Task statement
Write out all of the records exactly once more and skip the images.

Data for analysis
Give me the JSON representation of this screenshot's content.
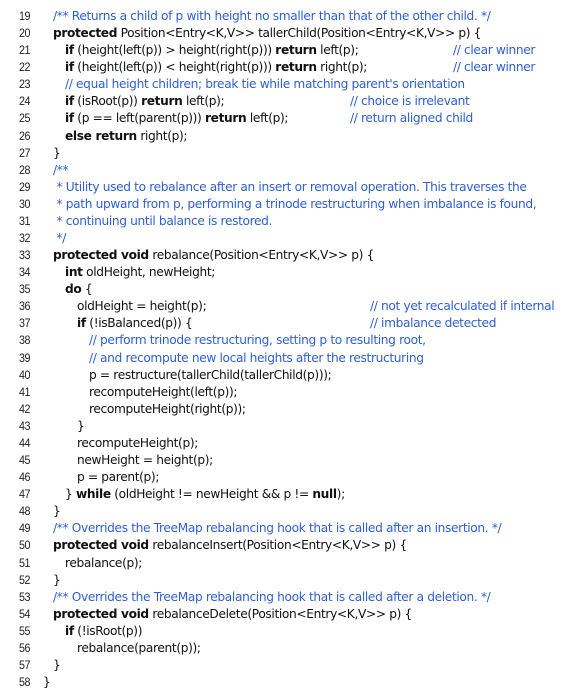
{
  "listing": {
    "comment_color": "#2f5fd0",
    "lines": [
      {
        "n": "19",
        "indent": 0,
        "segs": [
          {
            "t": "/** Returns a child of p with height no smaller than that of the other child. */",
            "c": "cm"
          }
        ]
      },
      {
        "n": "20",
        "indent": 0,
        "segs": [
          {
            "t": "protected",
            "c": "kw"
          },
          {
            "t": " Position<Entry<K,V>> tallerChild(Position<Entry<K,V>> p) {",
            "c": ""
          }
        ]
      },
      {
        "n": "21",
        "indent": 1,
        "segs": [
          {
            "t": "if",
            "c": "kw"
          },
          {
            "t": " (height(left(p)) > height(right(p))) ",
            "c": ""
          },
          {
            "t": "return",
            "c": "kw"
          },
          {
            "t": " left(p);",
            "c": ""
          }
        ],
        "rc": "// clear winner",
        "rcx": 453
      },
      {
        "n": "22",
        "indent": 1,
        "segs": [
          {
            "t": "if",
            "c": "kw"
          },
          {
            "t": " (height(left(p)) < height(right(p))) ",
            "c": ""
          },
          {
            "t": "return",
            "c": "kw"
          },
          {
            "t": " right(p);",
            "c": ""
          }
        ],
        "rc": "// clear winner",
        "rcx": 453
      },
      {
        "n": "23",
        "indent": 1,
        "segs": [
          {
            "t": "// equal height children; break tie while matching parent's orientation",
            "c": "cm"
          }
        ]
      },
      {
        "n": "24",
        "indent": 1,
        "segs": [
          {
            "t": "if",
            "c": "kw"
          },
          {
            "t": " (isRoot(p)) ",
            "c": ""
          },
          {
            "t": "return",
            "c": "kw"
          },
          {
            "t": " left(p);",
            "c": ""
          }
        ],
        "rc": "// choice is irrelevant",
        "rcx": 350
      },
      {
        "n": "25",
        "indent": 1,
        "segs": [
          {
            "t": "if",
            "c": "kw"
          },
          {
            "t": " (p == left(parent(p))) ",
            "c": ""
          },
          {
            "t": "return",
            "c": "kw"
          },
          {
            "t": " left(p);",
            "c": ""
          }
        ],
        "rc": "// return aligned child",
        "rcx": 350
      },
      {
        "n": "26",
        "indent": 1,
        "segs": [
          {
            "t": "else return",
            "c": "kw"
          },
          {
            "t": " right(p);",
            "c": ""
          }
        ]
      },
      {
        "n": "27",
        "indent": 0,
        "segs": [
          {
            "t": "}",
            "c": ""
          }
        ]
      },
      {
        "n": "28",
        "indent": 0,
        "segs": [
          {
            "t": "/**",
            "c": "cm"
          }
        ]
      },
      {
        "n": "29",
        "indent": 0,
        "segs": [
          {
            "t": " * Utility used to rebalance after an insert or removal operation. This traverses the",
            "c": "cm"
          }
        ]
      },
      {
        "n": "30",
        "indent": 0,
        "segs": [
          {
            "t": " * path upward from p, performing a trinode restructuring when imbalance is found,",
            "c": "cm"
          }
        ]
      },
      {
        "n": "31",
        "indent": 0,
        "segs": [
          {
            "t": " * continuing until balance is restored.",
            "c": "cm"
          }
        ]
      },
      {
        "n": "32",
        "indent": 0,
        "segs": [
          {
            "t": " */",
            "c": "cm"
          }
        ]
      },
      {
        "n": "33",
        "indent": 0,
        "segs": [
          {
            "t": "protected void",
            "c": "kw"
          },
          {
            "t": " rebalance(Position<Entry<K,V>> p) {",
            "c": ""
          }
        ]
      },
      {
        "n": "34",
        "indent": 1,
        "segs": [
          {
            "t": "int",
            "c": "kw"
          },
          {
            "t": " oldHeight, newHeight;",
            "c": ""
          }
        ]
      },
      {
        "n": "35",
        "indent": 1,
        "segs": [
          {
            "t": "do",
            "c": "kw"
          },
          {
            "t": " {",
            "c": ""
          }
        ]
      },
      {
        "n": "36",
        "indent": 2,
        "segs": [
          {
            "t": "oldHeight = height(p);",
            "c": ""
          }
        ],
        "rc": "// not yet recalculated if internal",
        "rcx": 370
      },
      {
        "n": "37",
        "indent": 2,
        "segs": [
          {
            "t": "if",
            "c": "kw"
          },
          {
            "t": " (!isBalanced(p)) {",
            "c": ""
          }
        ],
        "rc": "// imbalance detected",
        "rcx": 370
      },
      {
        "n": "38",
        "indent": 3,
        "segs": [
          {
            "t": "// perform trinode restructuring, setting p to resulting root,",
            "c": "cm"
          }
        ]
      },
      {
        "n": "39",
        "indent": 3,
        "segs": [
          {
            "t": "// and recompute new local heights after the restructuring",
            "c": "cm"
          }
        ]
      },
      {
        "n": "40",
        "indent": 3,
        "segs": [
          {
            "t": "p = restructure(tallerChild(tallerChild(p)));",
            "c": ""
          }
        ]
      },
      {
        "n": "41",
        "indent": 3,
        "segs": [
          {
            "t": "recomputeHeight(left(p));",
            "c": ""
          }
        ]
      },
      {
        "n": "42",
        "indent": 3,
        "segs": [
          {
            "t": "recomputeHeight(right(p));",
            "c": ""
          }
        ]
      },
      {
        "n": "43",
        "indent": 2,
        "segs": [
          {
            "t": "}",
            "c": ""
          }
        ]
      },
      {
        "n": "44",
        "indent": 2,
        "segs": [
          {
            "t": "recomputeHeight(p);",
            "c": ""
          }
        ]
      },
      {
        "n": "45",
        "indent": 2,
        "segs": [
          {
            "t": "newHeight = height(p);",
            "c": ""
          }
        ]
      },
      {
        "n": "46",
        "indent": 2,
        "segs": [
          {
            "t": "p = parent(p);",
            "c": ""
          }
        ]
      },
      {
        "n": "47",
        "indent": 1,
        "segs": [
          {
            "t": "} ",
            "c": ""
          },
          {
            "t": "while",
            "c": "kw"
          },
          {
            "t": " (oldHeight != newHeight && p != ",
            "c": ""
          },
          {
            "t": "null",
            "c": "kw"
          },
          {
            "t": ");",
            "c": ""
          }
        ]
      },
      {
        "n": "48",
        "indent": 0,
        "segs": [
          {
            "t": "}",
            "c": ""
          }
        ]
      },
      {
        "n": "49",
        "indent": 0,
        "segs": [
          {
            "t": "/** Overrides the TreeMap rebalancing hook that is called after an insertion. */",
            "c": "cm"
          }
        ]
      },
      {
        "n": "50",
        "indent": 0,
        "segs": [
          {
            "t": "protected void",
            "c": "kw"
          },
          {
            "t": " rebalanceInsert(Position<Entry<K,V>> p) {",
            "c": ""
          }
        ]
      },
      {
        "n": "51",
        "indent": 1,
        "segs": [
          {
            "t": "rebalance(p);",
            "c": ""
          }
        ]
      },
      {
        "n": "52",
        "indent": 0,
        "segs": [
          {
            "t": "}",
            "c": ""
          }
        ]
      },
      {
        "n": "53",
        "indent": 0,
        "segs": [
          {
            "t": "/** Overrides the TreeMap rebalancing hook that is called after a deletion. */",
            "c": "cm"
          }
        ]
      },
      {
        "n": "54",
        "indent": 0,
        "segs": [
          {
            "t": "protected void",
            "c": "kw"
          },
          {
            "t": " rebalanceDelete(Position<Entry<K,V>> p) {",
            "c": ""
          }
        ]
      },
      {
        "n": "55",
        "indent": 1,
        "segs": [
          {
            "t": "if",
            "c": "kw"
          },
          {
            "t": " (!isRoot(p))",
            "c": ""
          }
        ]
      },
      {
        "n": "56",
        "indent": 2,
        "segs": [
          {
            "t": "rebalance(parent(p));",
            "c": ""
          }
        ]
      },
      {
        "n": "57",
        "indent": 0,
        "segs": [
          {
            "t": "}",
            "c": ""
          }
        ]
      },
      {
        "n": "58",
        "indent": -1,
        "segs": [
          {
            "t": "}",
            "c": ""
          }
        ]
      }
    ]
  }
}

Task solution
Give me the JSON representation of this screenshot's content.
{
  "listing": {
    "comment_color": "#2f5fd0",
    "lines": [
      {
        "n": "19",
        "indent": 0,
        "segs": [
          {
            "t": "/** Returns a child of p with height no smaller than that of the other child. */",
            "c": "cm"
          }
        ]
      },
      {
        "n": "20",
        "indent": 0,
        "segs": [
          {
            "t": "protected",
            "c": "kw"
          },
          {
            "t": " Position<Entry<K,V>> tallerChild(Position<Entry<K,V>> p) {",
            "c": ""
          }
        ]
      },
      {
        "n": "21",
        "indent": 1,
        "segs": [
          {
            "t": "if",
            "c": "kw"
          },
          {
            "t": " (height(left(p)) > height(right(p))) ",
            "c": ""
          },
          {
            "t": "return",
            "c": "kw"
          },
          {
            "t": " left(p);",
            "c": ""
          }
        ],
        "rc": "// clear winner",
        "rcx": 453
      },
      {
        "n": "22",
        "indent": 1,
        "segs": [
          {
            "t": "if",
            "c": "kw"
          },
          {
            "t": " (height(left(p)) < height(right(p))) ",
            "c": ""
          },
          {
            "t": "return",
            "c": "kw"
          },
          {
            "t": " right(p);",
            "c": ""
          }
        ],
        "rc": "// clear winner",
        "rcx": 453
      },
      {
        "n": "23",
        "indent": 1,
        "segs": [
          {
            "t": "// equal height children; break tie while matching parent's orientation",
            "c": "cm"
          }
        ]
      },
      {
        "n": "24",
        "indent": 1,
        "segs": [
          {
            "t": "if",
            "c": "kw"
          },
          {
            "t": " (isRoot(p)) ",
            "c": ""
          },
          {
            "t": "return",
            "c": "kw"
          },
          {
            "t": " left(p);",
            "c": ""
          }
        ],
        "rc": "// choice is irrelevant",
        "rcx": 350
      },
      {
        "n": "25",
        "indent": 1,
        "segs": [
          {
            "t": "if",
            "c": "kw"
          },
          {
            "t": " (p == left(parent(p))) ",
            "c": ""
          },
          {
            "t": "return",
            "c": "kw"
          },
          {
            "t": " left(p);",
            "c": ""
          }
        ],
        "rc": "// return aligned child",
        "rcx": 350
      },
      {
        "n": "26",
        "indent": 1,
        "segs": [
          {
            "t": "else return",
            "c": "kw"
          },
          {
            "t": " right(p);",
            "c": ""
          }
        ]
      },
      {
        "n": "27",
        "indent": 0,
        "segs": [
          {
            "t": "}",
            "c": ""
          }
        ]
      },
      {
        "n": "28",
        "indent": 0,
        "segs": [
          {
            "t": "/**",
            "c": "cm"
          }
        ]
      },
      {
        "n": "29",
        "indent": 0,
        "segs": [
          {
            "t": " * Utility used to rebalance after an insert or removal operation. This traverses the",
            "c": "cm"
          }
        ]
      },
      {
        "n": "30",
        "indent": 0,
        "segs": [
          {
            "t": " * path upward from p, performing a trinode restructuring when imbalance is found,",
            "c": "cm"
          }
        ]
      },
      {
        "n": "31",
        "indent": 0,
        "segs": [
          {
            "t": " * continuing until balance is restored.",
            "c": "cm"
          }
        ]
      },
      {
        "n": "32",
        "indent": 0,
        "segs": [
          {
            "t": " */",
            "c": "cm"
          }
        ]
      },
      {
        "n": "33",
        "indent": 0,
        "segs": [
          {
            "t": "protected void",
            "c": "kw"
          },
          {
            "t": " rebalance(Position<Entry<K,V>> p) {",
            "c": ""
          }
        ]
      },
      {
        "n": "34",
        "indent": 1,
        "segs": [
          {
            "t": "int",
            "c": "kw"
          },
          {
            "t": " oldHeight, newHeight;",
            "c": ""
          }
        ]
      },
      {
        "n": "35",
        "indent": 1,
        "segs": [
          {
            "t": "do",
            "c": "kw"
          },
          {
            "t": " {",
            "c": ""
          }
        ]
      },
      {
        "n": "36",
        "indent": 2,
        "segs": [
          {
            "t": "oldHeight = height(p);",
            "c": ""
          }
        ],
        "rc": "// not yet recalculated if internal",
        "rcx": 370
      },
      {
        "n": "37",
        "indent": 2,
        "segs": [
          {
            "t": "if",
            "c": "kw"
          },
          {
            "t": " (!isBalanced(p)) {",
            "c": ""
          }
        ],
        "rc": "// imbalance detected",
        "rcx": 370
      },
      {
        "n": "38",
        "indent": 3,
        "segs": [
          {
            "t": "// perform trinode restructuring, setting p to resulting root,",
            "c": "cm"
          }
        ]
      },
      {
        "n": "39",
        "indent": 3,
        "segs": [
          {
            "t": "// and recompute new local heights after the restructuring",
            "c": "cm"
          }
        ]
      },
      {
        "n": "40",
        "indent": 3,
        "segs": [
          {
            "t": "p = restructure(tallerChild(tallerChild(p)));",
            "c": ""
          }
        ]
      },
      {
        "n": "41",
        "indent": 3,
        "segs": [
          {
            "t": "recomputeHeight(left(p));",
            "c": ""
          }
        ]
      },
      {
        "n": "42",
        "indent": 3,
        "segs": [
          {
            "t": "recomputeHeight(right(p));",
            "c": ""
          }
        ]
      },
      {
        "n": "43",
        "indent": 2,
        "segs": [
          {
            "t": "}",
            "c": ""
          }
        ]
      },
      {
        "n": "44",
        "indent": 2,
        "segs": [
          {
            "t": "recomputeHeight(p);",
            "c": ""
          }
        ]
      },
      {
        "n": "45",
        "indent": 2,
        "segs": [
          {
            "t": "newHeight = height(p);",
            "c": ""
          }
        ]
      },
      {
        "n": "46",
        "indent": 2,
        "segs": [
          {
            "t": "p = parent(p);",
            "c": ""
          }
        ]
      },
      {
        "n": "47",
        "indent": 1,
        "segs": [
          {
            "t": "} ",
            "c": ""
          },
          {
            "t": "while",
            "c": "kw"
          },
          {
            "t": " (oldHeight != newHeight && p != ",
            "c": ""
          },
          {
            "t": "null",
            "c": "kw"
          },
          {
            "t": ");",
            "c": ""
          }
        ]
      },
      {
        "n": "48",
        "indent": 0,
        "segs": [
          {
            "t": "}",
            "c": ""
          }
        ]
      },
      {
        "n": "49",
        "indent": 0,
        "segs": [
          {
            "t": "/** Overrides the TreeMap rebalancing hook that is called after an insertion. */",
            "c": "cm"
          }
        ]
      },
      {
        "n": "50",
        "indent": 0,
        "segs": [
          {
            "t": "protected void",
            "c": "kw"
          },
          {
            "t": " rebalanceInsert(Position<Entry<K,V>> p) {",
            "c": ""
          }
        ]
      },
      {
        "n": "51",
        "indent": 1,
        "segs": [
          {
            "t": "rebalance(p);",
            "c": ""
          }
        ]
      },
      {
        "n": "52",
        "indent": 0,
        "segs": [
          {
            "t": "}",
            "c": ""
          }
        ]
      },
      {
        "n": "53",
        "indent": 0,
        "segs": [
          {
            "t": "/** Overrides the TreeMap rebalancing hook that is called after a deletion. */",
            "c": "cm"
          }
        ]
      },
      {
        "n": "54",
        "indent": 0,
        "segs": [
          {
            "t": "protected void",
            "c": "kw"
          },
          {
            "t": " rebalanceDelete(Position<Entry<K,V>> p) {",
            "c": ""
          }
        ]
      },
      {
        "n": "55",
        "indent": 1,
        "segs": [
          {
            "t": "if",
            "c": "kw"
          },
          {
            "t": " (!isRoot(p))",
            "c": ""
          }
        ]
      },
      {
        "n": "56",
        "indent": 2,
        "segs": [
          {
            "t": "rebalance(parent(p));",
            "c": ""
          }
        ]
      },
      {
        "n": "57",
        "indent": 0,
        "segs": [
          {
            "t": "}",
            "c": ""
          }
        ]
      },
      {
        "n": "58",
        "indent": -1,
        "segs": [
          {
            "t": "}",
            "c": ""
          }
        ]
      }
    ]
  }
}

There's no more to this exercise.